Exploring the World of Black and White Photography: Tips for Capturing Timeless Images

Table of Contents


The Essence of Black and White Photography

In the colorful world we live in, black and white photography may seem like a paradox. Yet, it remains an enduring expression in the art of photography. Stripping away the spectrum of colors, black and white photography emphasizes textures, shapes, and the interplay of light and shadow, creating images that can appear timeless and more emotionally provocative than their color counterparts.

Understanding the Aesthetics

The aesthetics of black and white photography are rooted in its simplicity and its ability to communicate. Without color to guide the viewer’s eye, photographers must rely on other compositional elements. Contrast becomes a key tool, with the deepest blacks and the brightest whites creating a dynamic range that can bring a photograph to life. The gradations of gray in between are what give black and white images their subtlety and depth.

Choosing Your Subjects Wisely

Not every subject is suited for black and white photography. When scouting for subjects, look for scenes with strong lines, textures, and patterns. Portraits in black and white can convey a depth of emotion, as the viewer’s attention is drawn to the subject’s eyes and expressions. Landscapes, too, can benefit from the monochromatic treatment, where the interplay of light can define the contours of the land in a way that color sometimes cannot.

Mastering Light and Shadow

In black and white photography, understanding and manipulating light is crucial. The direction, quality, and quantity of light will determine the mood and atmosphere of the image. Side lighting can enhance textures and shapes, while backlighting can create silhouettes and highlight edges. The absence of light, or shadow, is equally important in defining form and creating depth.

Technical Considerations

While modern digital cameras have made it easier to convert color images to black and white, some photographers still prefer to shoot in monochrome mode. This allows them to visualize the scene in black and white through the viewfinder. When shooting for black and white, pay attention to the ISO settings, as higher ISOs can introduce grain, which can be aesthetically pleasing in some black and white images, adding a vintage or gritty character.

Post-Processing Techniques

Post-processing is an integral part of black and white photography. Software allows photographers to adjust the brightness, contrast, and tonal range of an image, as well as to dodge and burn specific areas to direct the viewer’s attention. Advanced techniques include color filtering, which can simulate the effect of colored filters used in film photography to darken or lighten certain tones.

Printing and Presentation

The final step in the process is printing. The choice of paper can have a significant impact on the final image. Papers with different textures and finishes can enhance the photograph’s character.

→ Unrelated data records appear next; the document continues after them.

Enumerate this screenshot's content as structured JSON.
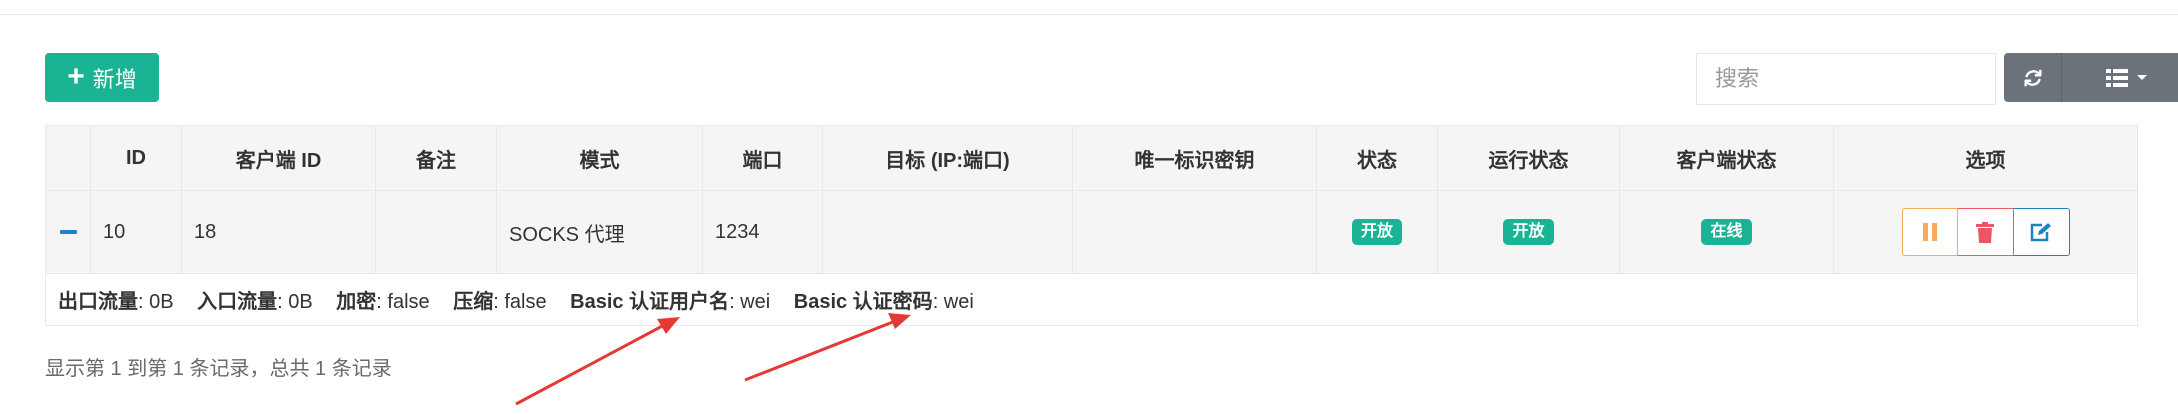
{
  "toolbar": {
    "add_label": "新增",
    "search_placeholder": "搜索"
  },
  "table": {
    "headers": [
      "",
      "ID",
      "客户端 ID",
      "备注",
      "模式",
      "端口",
      "目标 (IP:端口)",
      "唯一标识密钥",
      "状态",
      "运行状态",
      "客户端状态",
      "选项"
    ],
    "row": {
      "id": "10",
      "client_id": "18",
      "remark": "",
      "mode": "SOCKS 代理",
      "port": "1234",
      "target": "",
      "key": "",
      "status": "开放",
      "run_status": "开放",
      "client_status": "在线"
    },
    "detail": {
      "out_traffic_label": "出口流量",
      "out_traffic_value": ": 0B",
      "in_traffic_label": "入口流量",
      "in_traffic_value": ": 0B",
      "encrypt_label": "加密",
      "encrypt_value": ": false",
      "compress_label": "压缩",
      "compress_value": ": false",
      "basic_user_label": "Basic 认证用户名",
      "basic_user_value": ": wei",
      "basic_pass_label": "Basic 认证密码",
      "basic_pass_value": ": wei"
    }
  },
  "pagination": {
    "info": "显示第 1 到第 1 条记录，总共 1 条记录"
  },
  "colors": {
    "primary": "#1ab394",
    "warning": "#f8ac59",
    "danger": "#ed5565",
    "info": "#1c84c6",
    "annotation": "#e53935"
  }
}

For example, a glossy finish might bring out the details and contrast, while a matte finish could lend a softer, more subtle feel to the image.

Learning from the Masters

Studying the works of great black and white photographers, such as Ansel Adams, Henri Cartier-Bresson, and Dorothea Lange, can provide invaluable lessons. These masters understood the power of monochrome imagery and used it to create some of the most iconic photographs in history. Observing their use of composition, light, and moment can inspire and inform your approach to black and white photography.


Black and white photography is a craft that requires patience, practice, and a keen eye for the interplay of light and shadow. It challenges photographers to think differently about their surroundings and the subjects they choose to capture. By focusing on the essentials of composition and lighting, and by harnessing the power of post-processing and printing, photographers can create timeless black and white images that resonate with viewers on a profound level.


– nationalgeographic.com
– dpreview.com
– petapixel.com
– adobe.com
– anseladams.com
– magnumphotos.com
– henricartierbresson.org